WORK ITEM —
Return each line of the data below verbatim; pictures are to be left out.

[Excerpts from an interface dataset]

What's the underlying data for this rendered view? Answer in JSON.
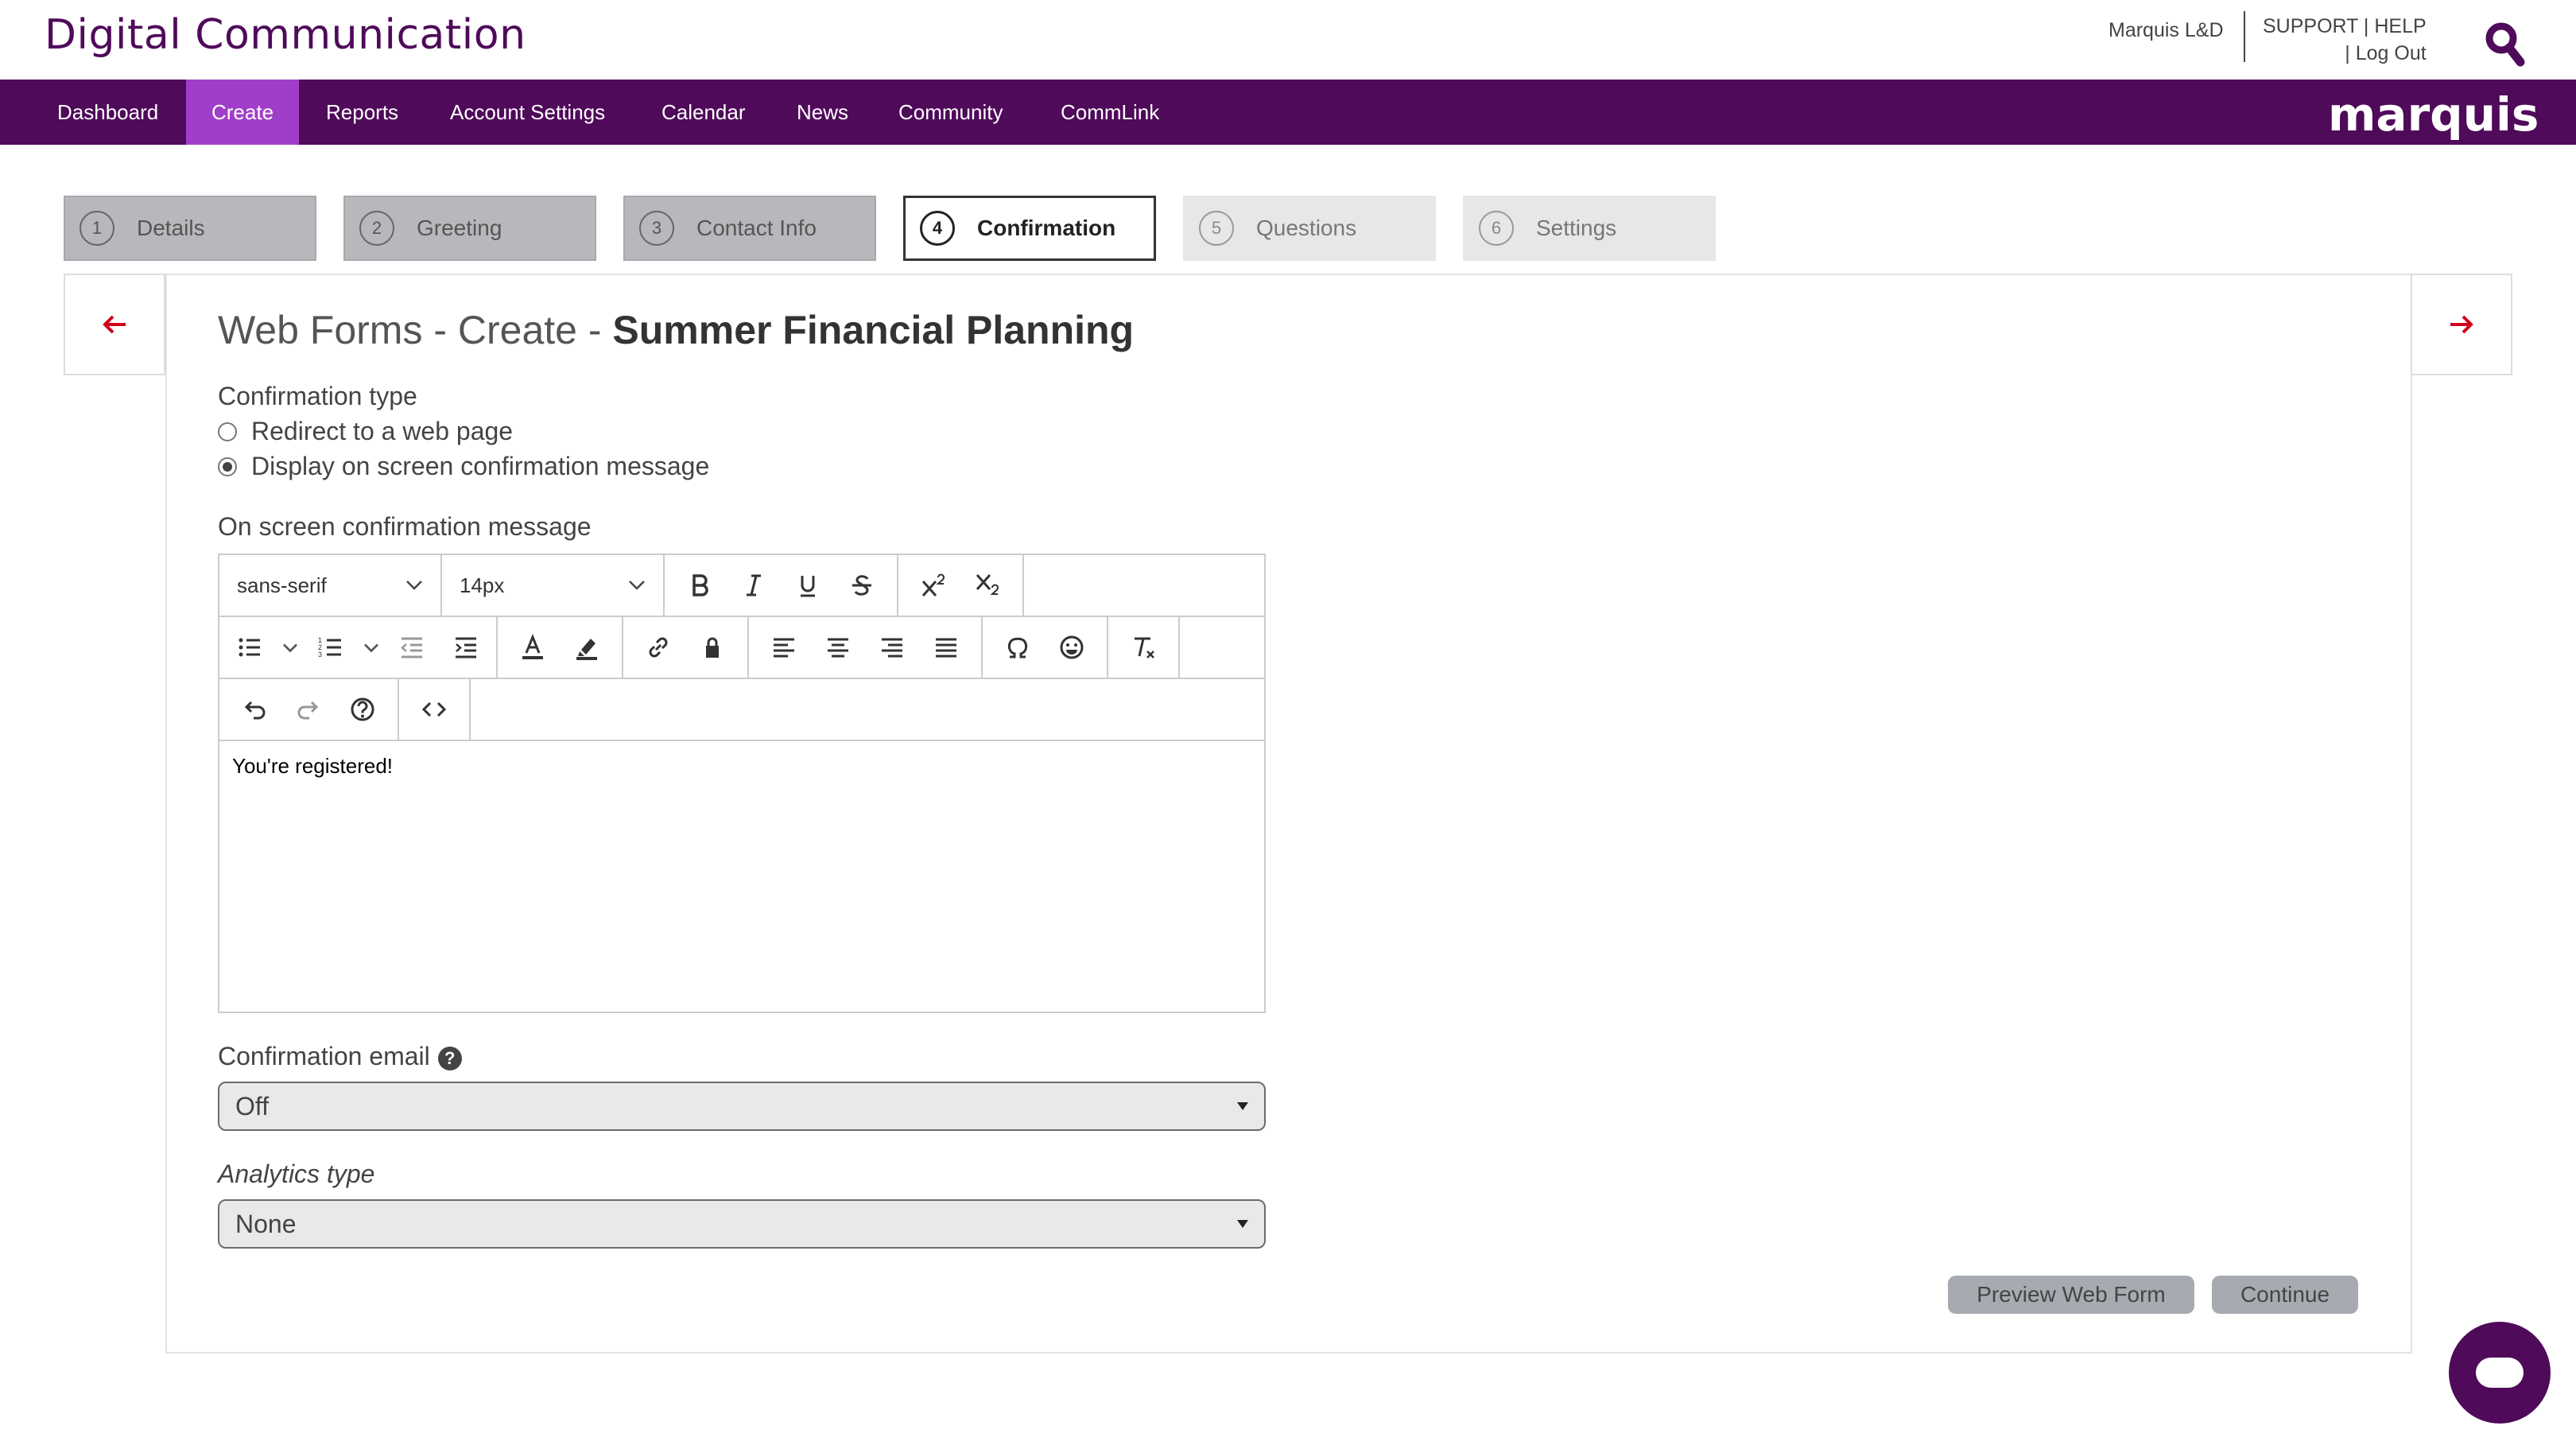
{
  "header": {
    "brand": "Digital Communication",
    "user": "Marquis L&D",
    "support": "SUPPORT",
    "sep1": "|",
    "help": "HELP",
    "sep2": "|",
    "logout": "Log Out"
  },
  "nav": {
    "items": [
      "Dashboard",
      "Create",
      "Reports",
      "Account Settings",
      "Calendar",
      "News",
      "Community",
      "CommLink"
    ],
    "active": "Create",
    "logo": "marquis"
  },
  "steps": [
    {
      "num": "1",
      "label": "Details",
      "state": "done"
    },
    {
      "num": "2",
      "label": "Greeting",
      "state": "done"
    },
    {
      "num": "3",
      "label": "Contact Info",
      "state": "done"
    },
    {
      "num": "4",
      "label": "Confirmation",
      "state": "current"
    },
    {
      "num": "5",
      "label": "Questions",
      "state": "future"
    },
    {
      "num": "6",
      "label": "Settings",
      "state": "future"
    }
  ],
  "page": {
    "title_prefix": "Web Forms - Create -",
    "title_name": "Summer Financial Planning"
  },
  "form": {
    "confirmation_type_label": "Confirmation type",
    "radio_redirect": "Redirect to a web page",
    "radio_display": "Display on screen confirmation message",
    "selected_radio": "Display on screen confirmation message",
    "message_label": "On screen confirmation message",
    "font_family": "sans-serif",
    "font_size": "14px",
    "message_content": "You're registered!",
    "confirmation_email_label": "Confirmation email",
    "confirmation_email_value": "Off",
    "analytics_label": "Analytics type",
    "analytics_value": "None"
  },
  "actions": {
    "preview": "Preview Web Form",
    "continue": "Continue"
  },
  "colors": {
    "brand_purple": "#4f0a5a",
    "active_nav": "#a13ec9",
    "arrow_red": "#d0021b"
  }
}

EXERCISE OUTPUT —
What's the underlying data for this rendered view? Answer in JSON.
{
  "header": {
    "brand": "Digital Communication",
    "user": "Marquis L&D",
    "support": "SUPPORT",
    "sep1": "|",
    "help": "HELP",
    "sep2": "|",
    "logout": "Log Out"
  },
  "nav": {
    "items": [
      "Dashboard",
      "Create",
      "Reports",
      "Account Settings",
      "Calendar",
      "News",
      "Community",
      "CommLink"
    ],
    "active": "Create",
    "logo": "marquis"
  },
  "steps": [
    {
      "num": "1",
      "label": "Details",
      "state": "done"
    },
    {
      "num": "2",
      "label": "Greeting",
      "state": "done"
    },
    {
      "num": "3",
      "label": "Contact Info",
      "state": "done"
    },
    {
      "num": "4",
      "label": "Confirmation",
      "state": "current"
    },
    {
      "num": "5",
      "label": "Questions",
      "state": "future"
    },
    {
      "num": "6",
      "label": "Settings",
      "state": "future"
    }
  ],
  "page": {
    "title_prefix": "Web Forms - Create -",
    "title_name": "Summer Financial Planning"
  },
  "form": {
    "confirmation_type_label": "Confirmation type",
    "radio_redirect": "Redirect to a web page",
    "radio_display": "Display on screen confirmation message",
    "selected_radio": "Display on screen confirmation message",
    "message_label": "On screen confirmation message",
    "font_family": "sans-serif",
    "font_size": "14px",
    "message_content": "You're registered!",
    "confirmation_email_label": "Confirmation email",
    "confirmation_email_value": "Off",
    "analytics_label": "Analytics type",
    "analytics_value": "None"
  },
  "actions": {
    "preview": "Preview Web Form",
    "continue": "Continue"
  },
  "colors": {
    "brand_purple": "#4f0a5a",
    "active_nav": "#a13ec9",
    "arrow_red": "#d0021b"
  }
}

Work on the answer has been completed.